And so to Australia in 1951-52. That journey was full of hope. Some said it was for the Championship of the World, but against the shock, bumping attack of Lindwall and Miller, West Indies suffered a setback. They won only one of the five Tests and Walcott, although gladly relieved of the job of wicketkeeper, figured among the failures. Nevertheless, he soon benefited by abandoning his position behind the stumps and when the side moved on to New Zealand he hit three centuries in the four matches, including one in the Tests.

Back in his own islands, Walcott proceeded to perform such remarkable feats that he challenged Hutton for the title of the world's best batsman. India, England and Australia, in turn, toured the Caribbean and all their bowlers suffered from his merciless punishment. In five Tests against Hutton's team Walcott scored 698 runs, average 87.25, including three centuries, with 220 at Bridgetown, the highest in all his 38 international engagements.

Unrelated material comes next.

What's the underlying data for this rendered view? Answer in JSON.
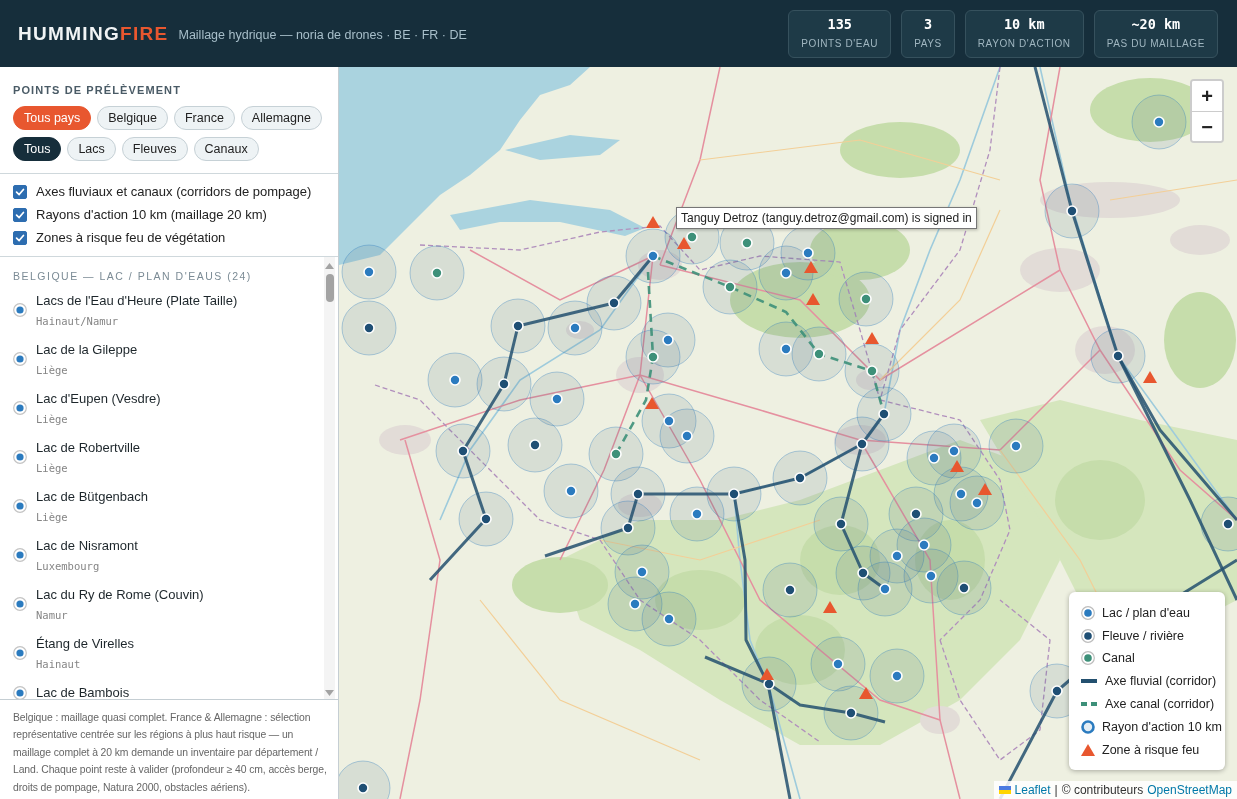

Facing Australia in 1955-56, Walcott performed feats achieved by no other player in history when both at Port-of-Spain and Kingston he hit a century in each innings of the two Tests. Lindwall, Miller, Johnson, Archer, Benaud and Johnston all tasted the full fury of his devastating hitting. His aggregate of 827 was the highest for West Indies in any rubber, and yet he was on the losing side, for Australia won comfortably, gaining three victories with two matches drawn.

Walcott had hit 12 hundreds in his last 12 Tests. Small wonder he was appointed vice-captain for the tour of England last summer, but he found the conditions vastly changed from 1950. No longer were the pitches at Lord's, Leeds and The Oval discouraging to bowlers. Unfortunately he strained a leg muscle when batting beautifully in the first Test at Birmingham and for some weeks laboured under a big handicap, but against the counties in May and August he looked as good as ever. Indeed, he finished fifth in the full season's averages with only May, Worrell, Cowdrey and Graveney above him.

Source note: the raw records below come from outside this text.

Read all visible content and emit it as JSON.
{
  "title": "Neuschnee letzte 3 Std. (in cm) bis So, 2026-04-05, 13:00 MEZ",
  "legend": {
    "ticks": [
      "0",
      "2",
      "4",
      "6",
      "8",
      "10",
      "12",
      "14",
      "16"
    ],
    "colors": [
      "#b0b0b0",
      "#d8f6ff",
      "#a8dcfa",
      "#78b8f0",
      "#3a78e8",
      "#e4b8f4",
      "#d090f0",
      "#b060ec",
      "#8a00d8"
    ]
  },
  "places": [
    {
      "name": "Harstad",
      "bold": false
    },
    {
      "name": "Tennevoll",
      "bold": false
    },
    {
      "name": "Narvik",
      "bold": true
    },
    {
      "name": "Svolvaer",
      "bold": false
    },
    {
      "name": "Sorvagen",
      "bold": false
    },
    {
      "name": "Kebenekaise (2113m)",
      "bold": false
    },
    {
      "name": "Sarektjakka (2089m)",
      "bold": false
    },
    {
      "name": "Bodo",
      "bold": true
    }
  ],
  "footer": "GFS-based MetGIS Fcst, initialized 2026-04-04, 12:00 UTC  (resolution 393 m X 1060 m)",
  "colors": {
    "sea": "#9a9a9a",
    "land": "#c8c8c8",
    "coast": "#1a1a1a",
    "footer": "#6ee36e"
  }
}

Walcott is a great favourite in Lancashire, where he played for Enfield from 1951 to 1954. Since then he has gone to live in British Guiana, where he is coaching their young players as well as playing for the Colony.

© John Wisden & Co